"I view my role as a jack-of-all-trades," Richards said. "As assistant coaches, we have our hands in so many different parts of the program."
Richards, a former infielder for Washington State University and the Baltimore Orioles, joined the Whitman baseball coaching staff in 2016. His connection to the Blues traces back to serving as a bat boy when his older brother, Danny Richards '03, played for the team — a time when paid assistants weren't on the coaching roster.
"There's such a vast difference between the baseball program now and what it looked like when my brother was playing," Richards said. "Having more full-time assistant coaches today, you can just see things have really changed."
Baseball is one of six sports that have assistant coaching positions funded in part by the W Club, a group of alumni, parents and Whitman supporters who raise funds for Whitman Athletics.
W Club President Lynn McKelvey '88, a Whitman Hall of Fame tennis player, said the assistant coaching initiative has had "an amazing impact for our teams."
"The whole point of anything that we do for the athletes is to improve the student-athlete experience," she said. "It isn't about winning - winning is a result of all the hard work and everything that they do. Our students are successful just because they are Whitman students and they work hard.
"We're trying to give them these opportunities to make the experience even better for them," McKelvey said. "They have that in the academic world, and we want to provide the athlete the same opportunity to have that raised, elevated experience in the athletic field as well."
Donor support of assistant coaches has made a tremendous difference for Whitman Athletics since as early as 2009, said Michelle Ferenz, women's basketball head coach and former interim athletic director, but there is still more work to be done.
"This initiative has made the most significant impact on Whitman Athletics than any other item in my 20 years here," Ferenz said. "But we need to continue to build it so that all of our programs can have the full-time assistants they need.

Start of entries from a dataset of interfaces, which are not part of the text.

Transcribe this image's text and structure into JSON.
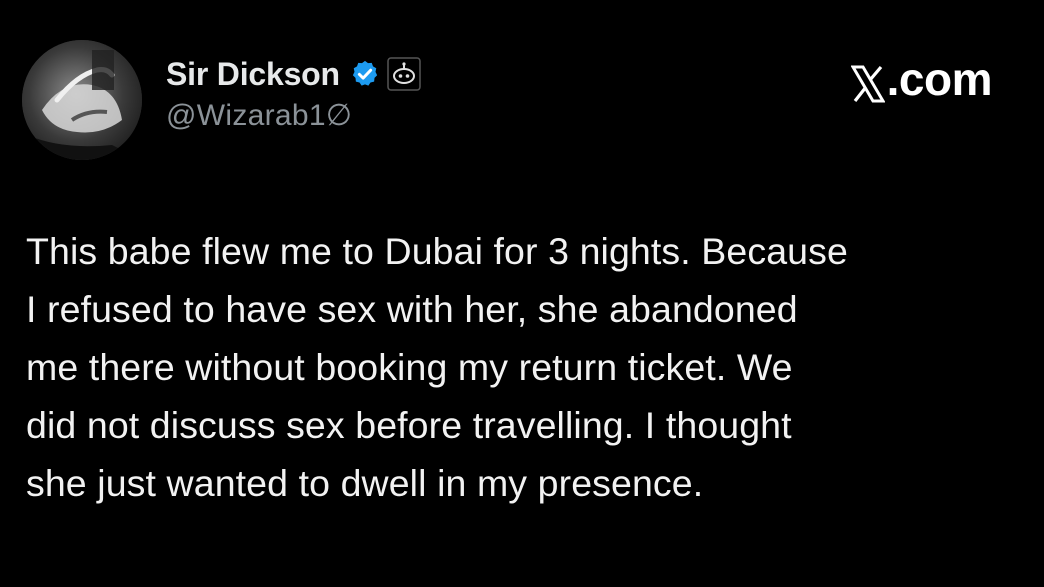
{
  "author": {
    "display_name": "Sir Dickson",
    "handle": "@Wizarab1∅",
    "verified": true,
    "badge_color": "#1d9bf0"
  },
  "site": {
    "label": ".com"
  },
  "tweet": {
    "lines": [
      "This babe flew me to Dubai for 3 nights. Because",
      "I refused to have sex with her, she abandoned",
      "me there without booking my return ticket. We",
      "did not discuss sex before travelling. I thought",
      "she just wanted to dwell in my presence."
    ]
  },
  "icons": {
    "avatar": "profile-photo",
    "verified": "verified-checkmark-icon",
    "bot_badge": "automated-account-icon",
    "site_logo": "x-logo-icon"
  },
  "colors": {
    "background": "#000000",
    "text_primary": "#e7e9ea",
    "text_secondary": "#8b9298",
    "accent": "#1d9bf0"
  }
}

We're getting there, but we're not there yet."
Volleyball Assistant Coach Taylor Stewart is now in her third season with the team. A former two-sport college athlete who comes from a long line of teachers and coaches, Stewart is passionate about coaching and hopes that her current part-time position will eventually become a full-time career.
"I am here to teach, and to do it passionately and enthusiastically through the sport of volleyball," she said. "It's my duty to help develop authentic, confident, resilient and selfless people - with a healthy self-esteem and a whole lot of grit."
The job can be demanding with long hours and behind-the-scenes work, but the reward is much greater.
"The biggest motivator for me is just seeing our students succeed in the classroom or reach an epic goal in practice, in a game, or in the weight room, and they are so proud that they immediately want to share it with me," Stewart said. "Seeing our players learning, growing and evolving in every aspect of themselves - that's pretty awesome. When their experience is great, mine is even greater."